Forests in the Czech Republic are suffering. Frequent periods of prolonged draught have weakened trees, leaving them prone to harmful bark beetle infestation. Moreover, severe storms in recent months and years damaged large areas of woodland and foresters have had to cut down many more trees than the sawmills are able to process. As a result, the price of wood has now fallen to a half of what it was a year ago. Vít Pohanka met foresters and experts from several European countries at a seminar they held in Czechia.
Right in the sections affected by recent storms they observe and discuss the ways local foresters try to grow new trees. Some of the dozens of participants are supporters or members of an organization called Pro Silva. “Silva” by the way, is Latin for “forest”. The president of Pro Silva is Eckart Senitza from neighboring Austria:
„Pro Silva is a Europe-wide organization promoting close-to-nature forestry. We have members in the Mediterranean, most continental Europe, Baltic states, or Romania with its huge virgin forests so ours is a very wide-spread movement. Of course, the forests may look totally different here in the Czech Republic, Austria or Germany, and the Mediterranean. But we try to promote a common principle: use the power of natural processes to help build healthy forests.“
If forests, as we know them, are to have a future, the main responsibility lies with the forest industry. That applies to Czechia in Central Europe as anywhere else in Europe or the rest of the world. Eckart Senitza says balance is the keyword:
„That means paying attention to ecological aspects, as well as economic and social aspects. You always have to find a good balance. If you stick just to ecological care, you might get a fully protected forest that does not provide any social or business benefits. If you care only about the economic benefits, you may have an artificial forest plantation that will destroy the soil in three generations of trees. If you go just for the social benefits you will probably have a beautiful recreational area that does not provide any other benefits. So among these extremes, you have to find a middle position and a compromise that fits into your local situation.“
The host of the meeting was Constantin Kinský, the owner of the forests that the experts were discussing. He is an investment banker born in French exile. But he is now taking care of the ancestral property and land that his family got back after the fall of communism in the early 1990s. With over 5 000 hectares or 12 000 acres of forests, he is one of the major private owners in Czechia. As such he has a unique chance to observe the damage caused by drought, storms and bark beetle infestation:

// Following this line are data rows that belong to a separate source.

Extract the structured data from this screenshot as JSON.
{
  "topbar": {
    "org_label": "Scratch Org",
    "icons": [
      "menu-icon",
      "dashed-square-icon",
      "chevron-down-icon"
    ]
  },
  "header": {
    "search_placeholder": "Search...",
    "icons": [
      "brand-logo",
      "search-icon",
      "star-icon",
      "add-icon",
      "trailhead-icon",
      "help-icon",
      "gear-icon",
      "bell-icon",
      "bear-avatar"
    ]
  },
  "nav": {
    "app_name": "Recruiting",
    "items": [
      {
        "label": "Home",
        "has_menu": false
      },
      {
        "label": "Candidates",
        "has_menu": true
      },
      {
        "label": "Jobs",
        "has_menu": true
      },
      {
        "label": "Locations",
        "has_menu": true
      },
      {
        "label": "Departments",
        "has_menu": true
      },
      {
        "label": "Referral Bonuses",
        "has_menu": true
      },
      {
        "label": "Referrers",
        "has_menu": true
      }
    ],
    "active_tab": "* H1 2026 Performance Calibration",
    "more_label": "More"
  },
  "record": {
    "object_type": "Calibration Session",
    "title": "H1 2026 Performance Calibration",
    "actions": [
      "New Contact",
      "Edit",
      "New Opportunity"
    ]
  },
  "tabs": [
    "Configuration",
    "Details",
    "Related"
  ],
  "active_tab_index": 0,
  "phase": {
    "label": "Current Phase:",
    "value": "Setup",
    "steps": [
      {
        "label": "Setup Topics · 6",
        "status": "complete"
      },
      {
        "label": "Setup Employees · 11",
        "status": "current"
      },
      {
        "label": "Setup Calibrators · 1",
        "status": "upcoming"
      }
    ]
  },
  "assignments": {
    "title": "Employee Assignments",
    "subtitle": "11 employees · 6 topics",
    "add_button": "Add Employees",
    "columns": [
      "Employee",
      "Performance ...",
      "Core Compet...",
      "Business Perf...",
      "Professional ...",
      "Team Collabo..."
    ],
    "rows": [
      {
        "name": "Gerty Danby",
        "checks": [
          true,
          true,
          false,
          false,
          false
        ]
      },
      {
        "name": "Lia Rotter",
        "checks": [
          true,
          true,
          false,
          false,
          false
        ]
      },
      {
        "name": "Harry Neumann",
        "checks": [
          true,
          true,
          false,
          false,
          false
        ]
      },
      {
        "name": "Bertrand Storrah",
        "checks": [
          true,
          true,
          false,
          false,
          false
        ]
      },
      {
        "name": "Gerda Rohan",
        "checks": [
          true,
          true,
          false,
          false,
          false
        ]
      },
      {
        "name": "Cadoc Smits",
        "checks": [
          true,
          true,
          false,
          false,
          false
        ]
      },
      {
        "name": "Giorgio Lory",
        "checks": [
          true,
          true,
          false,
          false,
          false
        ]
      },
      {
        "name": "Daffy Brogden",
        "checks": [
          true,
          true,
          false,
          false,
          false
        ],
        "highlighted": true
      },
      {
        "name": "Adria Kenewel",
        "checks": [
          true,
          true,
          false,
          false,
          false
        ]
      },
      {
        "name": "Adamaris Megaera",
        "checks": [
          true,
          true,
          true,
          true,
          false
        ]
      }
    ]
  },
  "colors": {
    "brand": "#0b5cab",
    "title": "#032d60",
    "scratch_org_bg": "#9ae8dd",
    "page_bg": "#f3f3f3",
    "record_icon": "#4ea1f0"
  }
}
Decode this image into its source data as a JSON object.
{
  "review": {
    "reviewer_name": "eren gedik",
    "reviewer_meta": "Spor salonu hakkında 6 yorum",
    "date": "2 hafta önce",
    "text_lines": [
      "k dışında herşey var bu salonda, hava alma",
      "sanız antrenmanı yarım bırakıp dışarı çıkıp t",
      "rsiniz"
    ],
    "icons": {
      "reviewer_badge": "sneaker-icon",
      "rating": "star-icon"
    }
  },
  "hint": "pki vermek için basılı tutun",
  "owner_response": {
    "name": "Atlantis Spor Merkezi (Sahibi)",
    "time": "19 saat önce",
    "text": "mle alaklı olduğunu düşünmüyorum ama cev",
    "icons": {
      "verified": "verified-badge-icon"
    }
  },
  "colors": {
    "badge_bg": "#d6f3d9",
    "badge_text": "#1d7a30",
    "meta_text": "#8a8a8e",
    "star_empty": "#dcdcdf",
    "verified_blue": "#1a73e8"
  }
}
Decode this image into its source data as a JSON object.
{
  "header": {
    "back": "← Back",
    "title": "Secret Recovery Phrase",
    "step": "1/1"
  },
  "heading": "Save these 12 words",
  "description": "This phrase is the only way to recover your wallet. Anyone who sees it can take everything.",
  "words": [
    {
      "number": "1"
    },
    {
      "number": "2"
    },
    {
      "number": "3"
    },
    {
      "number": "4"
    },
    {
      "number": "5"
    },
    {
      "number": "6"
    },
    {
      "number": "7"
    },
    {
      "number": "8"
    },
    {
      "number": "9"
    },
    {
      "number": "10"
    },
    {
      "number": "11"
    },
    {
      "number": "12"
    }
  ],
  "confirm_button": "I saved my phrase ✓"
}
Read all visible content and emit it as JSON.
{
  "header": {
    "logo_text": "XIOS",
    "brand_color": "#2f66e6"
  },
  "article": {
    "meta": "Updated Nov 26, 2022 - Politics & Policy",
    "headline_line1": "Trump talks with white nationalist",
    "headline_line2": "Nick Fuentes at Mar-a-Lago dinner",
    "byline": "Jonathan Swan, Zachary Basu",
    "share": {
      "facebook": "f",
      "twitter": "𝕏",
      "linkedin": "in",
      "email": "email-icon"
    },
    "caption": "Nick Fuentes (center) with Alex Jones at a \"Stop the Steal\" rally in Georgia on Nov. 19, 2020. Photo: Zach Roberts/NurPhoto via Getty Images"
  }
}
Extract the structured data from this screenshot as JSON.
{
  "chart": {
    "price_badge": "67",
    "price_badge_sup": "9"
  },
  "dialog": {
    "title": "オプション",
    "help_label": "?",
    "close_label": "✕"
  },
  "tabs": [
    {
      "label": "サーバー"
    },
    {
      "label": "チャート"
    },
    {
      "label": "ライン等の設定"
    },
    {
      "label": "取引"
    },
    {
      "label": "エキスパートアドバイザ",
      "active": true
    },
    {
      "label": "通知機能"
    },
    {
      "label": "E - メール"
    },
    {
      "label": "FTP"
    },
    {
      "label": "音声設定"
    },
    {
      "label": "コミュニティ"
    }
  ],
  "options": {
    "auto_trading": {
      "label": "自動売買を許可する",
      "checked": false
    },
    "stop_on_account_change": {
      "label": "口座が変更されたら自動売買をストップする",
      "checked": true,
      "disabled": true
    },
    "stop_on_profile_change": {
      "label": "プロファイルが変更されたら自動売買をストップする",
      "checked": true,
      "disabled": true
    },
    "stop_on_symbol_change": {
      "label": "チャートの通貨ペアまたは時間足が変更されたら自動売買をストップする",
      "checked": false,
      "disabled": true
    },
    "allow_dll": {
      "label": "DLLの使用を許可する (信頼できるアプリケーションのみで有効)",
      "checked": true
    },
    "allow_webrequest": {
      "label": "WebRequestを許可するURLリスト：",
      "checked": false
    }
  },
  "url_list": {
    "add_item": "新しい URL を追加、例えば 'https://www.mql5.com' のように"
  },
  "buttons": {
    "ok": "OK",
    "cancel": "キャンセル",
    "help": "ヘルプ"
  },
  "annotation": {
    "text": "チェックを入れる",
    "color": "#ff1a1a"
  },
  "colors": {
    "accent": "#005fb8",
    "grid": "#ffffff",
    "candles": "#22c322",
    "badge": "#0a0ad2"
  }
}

„Nature is changing, nature is angry. We need to help nature to find its path and the way to do that is to have more diversity of eco-types, long-term management techniques. The more we open up, the better chance we have in the future. Diversity is the best way to be careful in the forest and being careful is the best way to protect the forest.“
Forests now cover some 34 percent of Czechia, a figure slightly under the European Union average. Even though the forested area is slightly growing, the trees are in general becoming more vulnerable and, without exaggeration, the forest industry not only in the Czech Republic has been going through a crisis for some time now. If it is to survive and have a sustainable future, it will need a new responsible way of thinking; but also the right legislation and understanding of the state and the society.
Czech martyr Jan Palach’s enduring legacy, 50 years after his self-immolation
Czechs charge foreign “universities” over scam targeting students from India, Bangladesh, Nepal
Czech property prices rose 10 pct by Sept. last year, among steepest increase in EU
Man sets himself on fire on Wenceslas Square
President slams security agencies over “campaign” against Huawei